Disaster and perinatal health: a systematic review
This was a systematic review of 49 peer-reviewed studies on the effects of disaster on pregnancy and the postpartum period. The identification of women at high risk and who may be more vulnerable, in particular in respect to mental health, after a disaster will help improve organising and preparing patient care. Although limited evidence exists, there is evidence that disasters impact maternal mental health and some perinatal health outcomes, particular among highly exposed women. Disasters may reduce fetal growth in some women, but there does not appear to be an effect on gestational age at birth. Severity of exposure is the major predictor of mental health issues among pregnant and postpartum women. After a disaster, mental health of the mother may more strongly influence on child development than any direct effect of disaster-related prenatal stress.

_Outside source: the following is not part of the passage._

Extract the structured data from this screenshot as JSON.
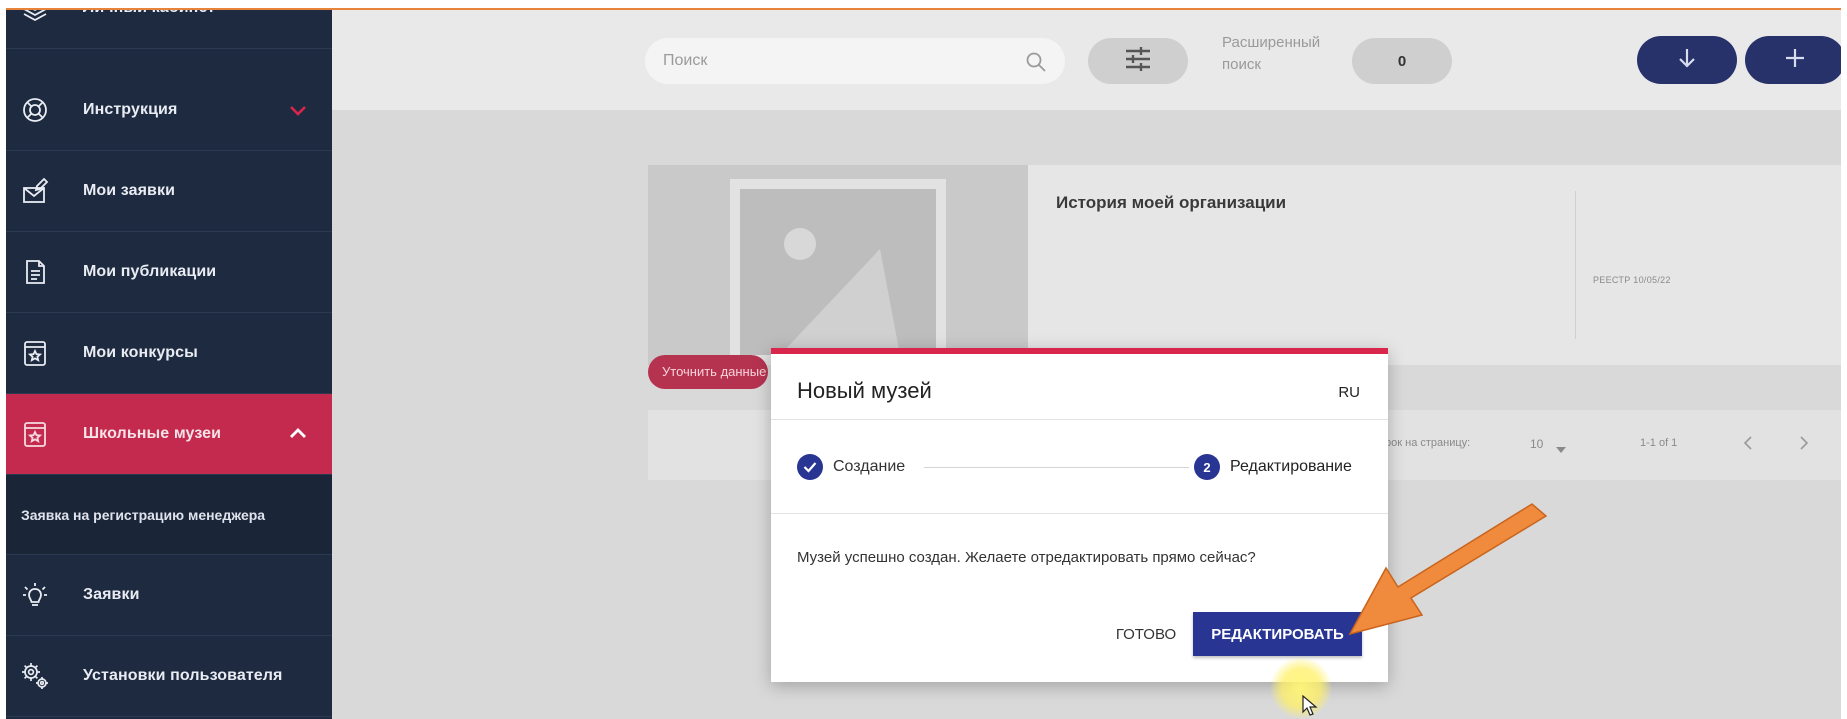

Adults, Camp Coordination and Camp Management (CCCM), Child health, Displaced population, Earthquake, Extreme violence/Accidents, Female, Fire, Flash flood/Flood, Health, Injuries (all), Maternal and perinatal health, Mental health, Neonates/infants, Nervous system and neurologic conditions, Non-communicable diseases (all), Orthopedic injuries, Other injuries, Population displacement, Pregnant/lactating women, Protection, Technological disaster, Tornado, Tsunami